INPUT FOR THIS TASK START

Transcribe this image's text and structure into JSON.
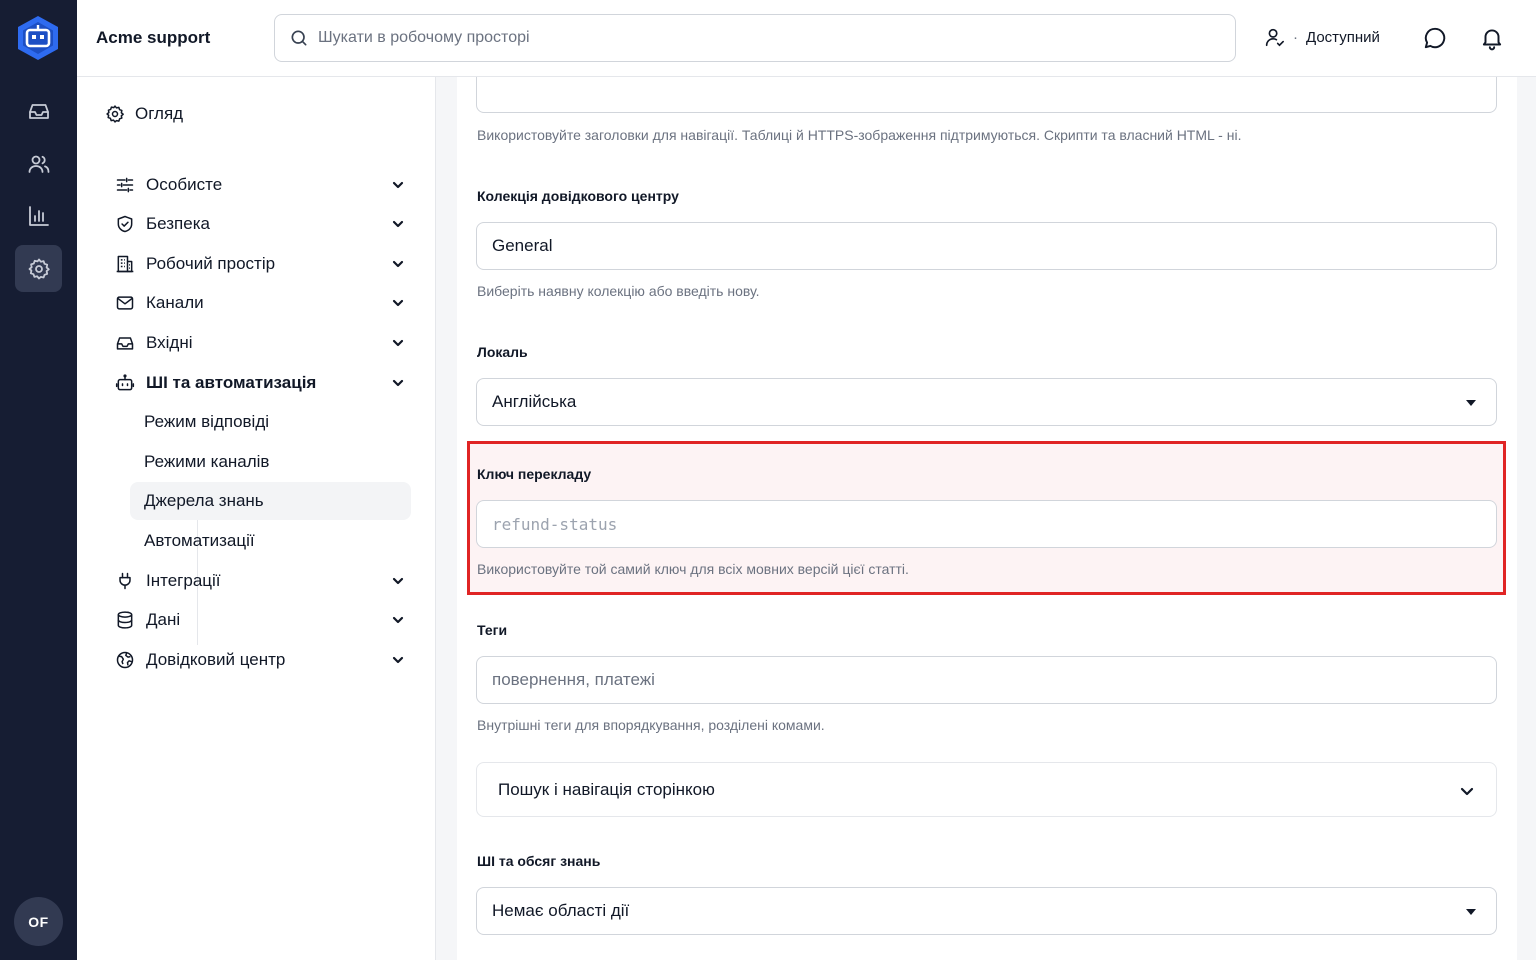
{
  "rail": {
    "avatar_initials": "OF",
    "icons": [
      "logo-icon",
      "inbox-icon",
      "users-icon",
      "reports-icon",
      "settings-icon"
    ],
    "active": "settings-icon",
    "background": "#161d33",
    "accent": "#2e6bf0"
  },
  "topbar": {
    "workspace": "Acme support",
    "search_placeholder": "Шукати в робочому просторі",
    "presence_dot": "·",
    "presence_status": "Доступний"
  },
  "settings_nav": {
    "overview": "Огляд",
    "items": [
      {
        "label": "Особисте",
        "icon": "sliders-icon"
      },
      {
        "label": "Безпека",
        "icon": "shield-icon"
      },
      {
        "label": "Робочий простір",
        "icon": "building-icon"
      },
      {
        "label": "Канали",
        "icon": "mail-icon"
      },
      {
        "label": "Вхідні",
        "icon": "inbox-icon"
      },
      {
        "label": "ШІ та автоматизація",
        "icon": "bot-icon"
      },
      {
        "label": "Інтеграції",
        "icon": "plug-icon"
      },
      {
        "label": "Дані",
        "icon": "database-icon"
      },
      {
        "label": "Довідковий центр",
        "icon": "globe-icon"
      }
    ],
    "expanded_item": "ШІ та автоматизація",
    "sub_items": [
      "Режим відповіді",
      "Режими каналів",
      "Джерела знань",
      "Автоматизації"
    ],
    "active_sub_item": "Джерела знань"
  },
  "form": {
    "content_help": "Використовуйте заголовки для навігації. Таблиці й HTTPS-зображення підтримуються. Скрипти та власний HTML - ні.",
    "collection": {
      "label": "Колекція довідкового центру",
      "value": "General",
      "help": "Виберіть наявну колекцію або введіть нову."
    },
    "locale": {
      "label": "Локаль",
      "value": "Англійська"
    },
    "translation_key": {
      "label": "Ключ перекладу",
      "placeholder": "refund-status",
      "help": "Використовуйте той самий ключ для всіх мовних версій цієї статті.",
      "highlight_color": "#e02424"
    },
    "tags": {
      "label": "Теги",
      "placeholder": "повернення, платежі",
      "help": "Внутрішні теги для впорядкування, розділені комами."
    },
    "accordion_label": "Пошук і навігація сторінкою",
    "ai_scope": {
      "label": "ШІ та обсяг знань",
      "value": "Немає області дії"
    }
  }
}
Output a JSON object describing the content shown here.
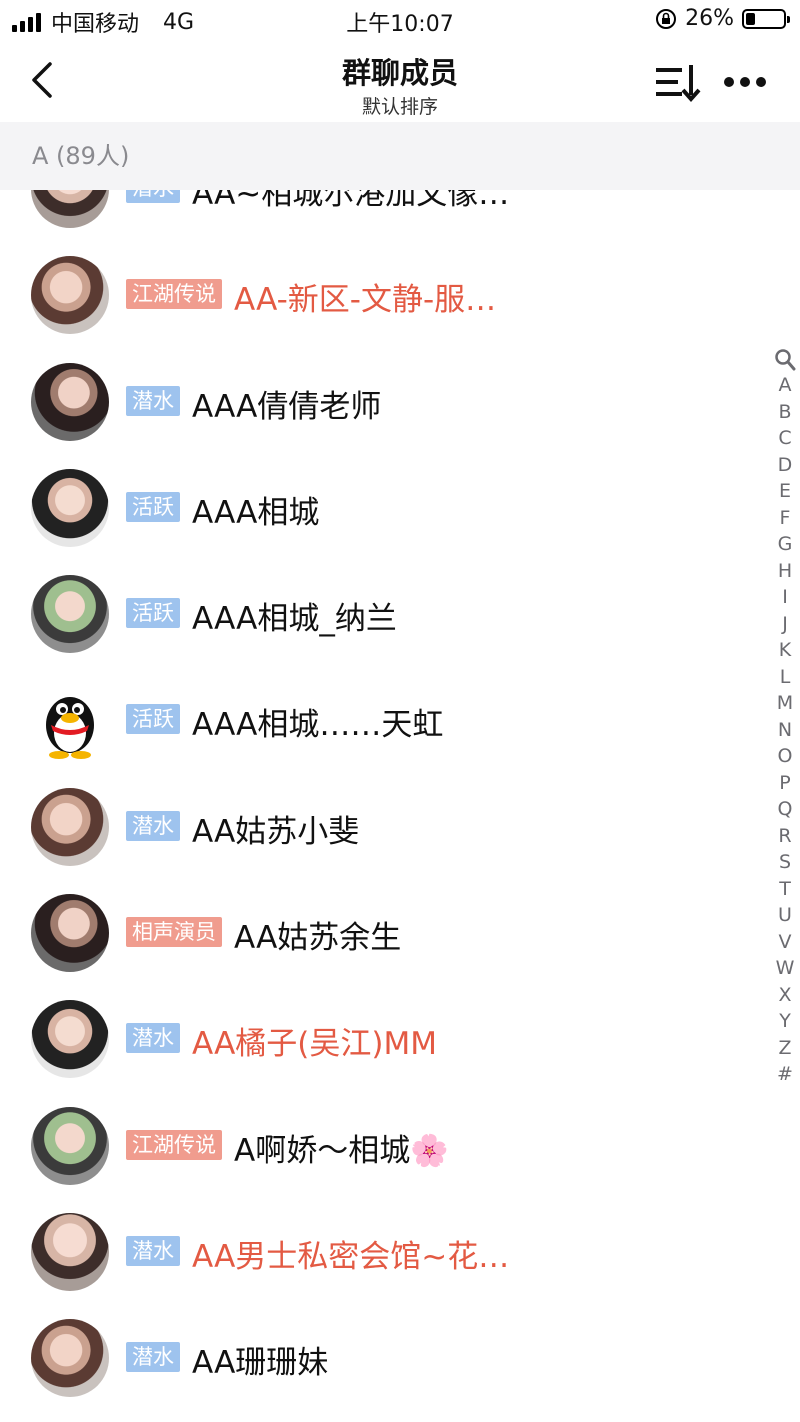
{
  "status": {
    "carrier": "中国移动",
    "network": "4G",
    "time": "上午10:07",
    "battery": "26%",
    "battery_level": 0.26
  },
  "nav": {
    "title": "群聊成员",
    "subtitle": "默认排序"
  },
  "section": {
    "label": "A (89人)"
  },
  "members": [
    {
      "tag": "潜水",
      "tag_color": "#9ec3ee",
      "name": "AA~相城尔港加文像…",
      "name_color": "#111111",
      "avatar": "photo"
    },
    {
      "tag": "江湖传说",
      "tag_color": "#f09c8e",
      "name": "AA-新区-文静-服…",
      "name_color": "#e35a43",
      "avatar": "photo"
    },
    {
      "tag": "潜水",
      "tag_color": "#9ec3ee",
      "name": "AAA倩倩老师",
      "name_color": "#111111",
      "avatar": "photo"
    },
    {
      "tag": "活跃",
      "tag_color": "#9ec3ee",
      "name": "AAA相城",
      "name_color": "#111111",
      "avatar": "photo"
    },
    {
      "tag": "活跃",
      "tag_color": "#9ec3ee",
      "name": "AAA相城_纳兰",
      "name_color": "#111111",
      "avatar": "photo"
    },
    {
      "tag": "活跃",
      "tag_color": "#9ec3ee",
      "name": "AAA相城……天虹",
      "name_color": "#111111",
      "avatar": "penguin"
    },
    {
      "tag": "潜水",
      "tag_color": "#9ec3ee",
      "name": "AA姑苏小斐",
      "name_color": "#111111",
      "avatar": "photo"
    },
    {
      "tag": "相声演员",
      "tag_color": "#f09c8e",
      "name": "AA姑苏余生",
      "name_color": "#111111",
      "avatar": "photo"
    },
    {
      "tag": "潜水",
      "tag_color": "#9ec3ee",
      "name": "AA橘子(吴江)MM",
      "name_color": "#e35a43",
      "avatar": "photo"
    },
    {
      "tag": "江湖传说",
      "tag_color": "#f09c8e",
      "name": "A啊娇～相城🌸",
      "name_color": "#111111",
      "avatar": "photo"
    },
    {
      "tag": "潜水",
      "tag_color": "#9ec3ee",
      "name": "AA男士私密会馆~花…",
      "name_color": "#e35a43",
      "avatar": "photo"
    },
    {
      "tag": "潜水",
      "tag_color": "#9ec3ee",
      "name": "AA珊珊妹",
      "name_color": "#111111",
      "avatar": "photo"
    }
  ],
  "index_letters": [
    "A",
    "B",
    "C",
    "D",
    "E",
    "F",
    "G",
    "H",
    "I",
    "J",
    "K",
    "L",
    "M",
    "N",
    "O",
    "P",
    "Q",
    "R",
    "S",
    "T",
    "U",
    "V",
    "W",
    "X",
    "Y",
    "Z",
    "#"
  ]
}
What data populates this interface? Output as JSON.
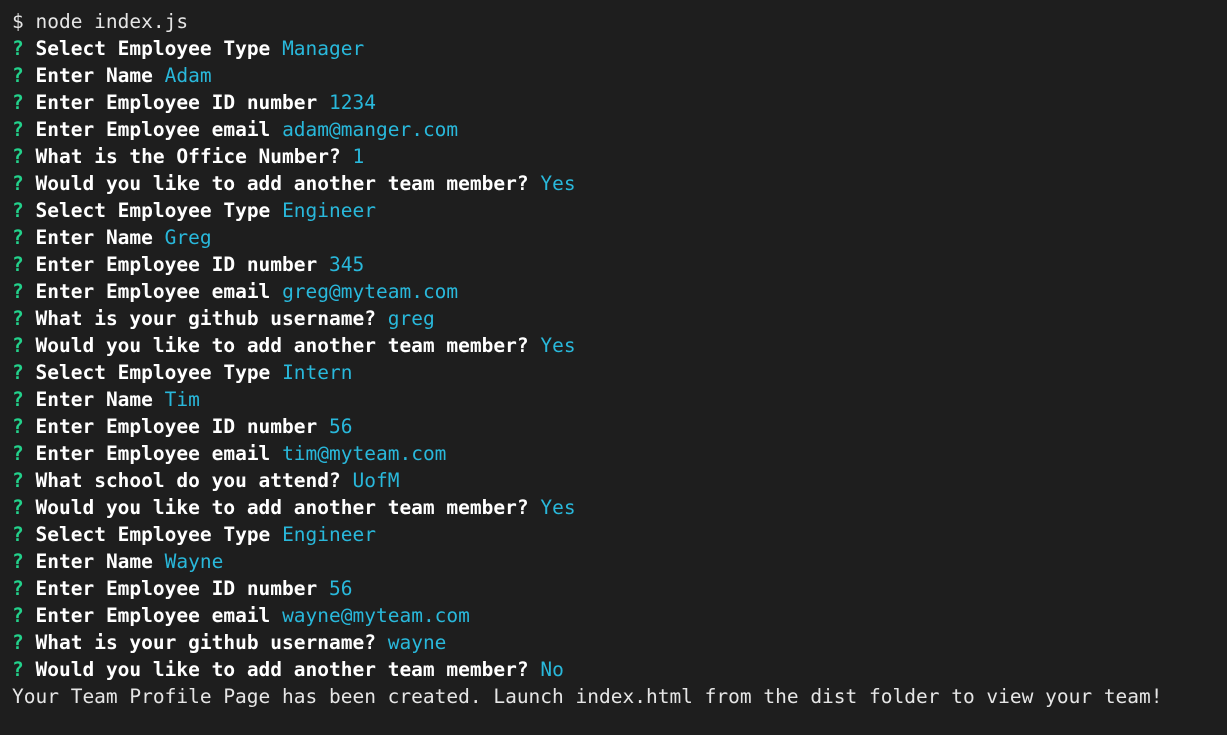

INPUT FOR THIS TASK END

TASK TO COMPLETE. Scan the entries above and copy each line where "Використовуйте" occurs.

TASK RESPONSE.
    "content_help": "Використовуйте заголовки для навігації. Таблиці й HTTPS-зображення підтримуються. Скрипти та власний HTML - ні.",
      "help": "Використовуйте той самий ключ для всіх мовних версій цієї статті.",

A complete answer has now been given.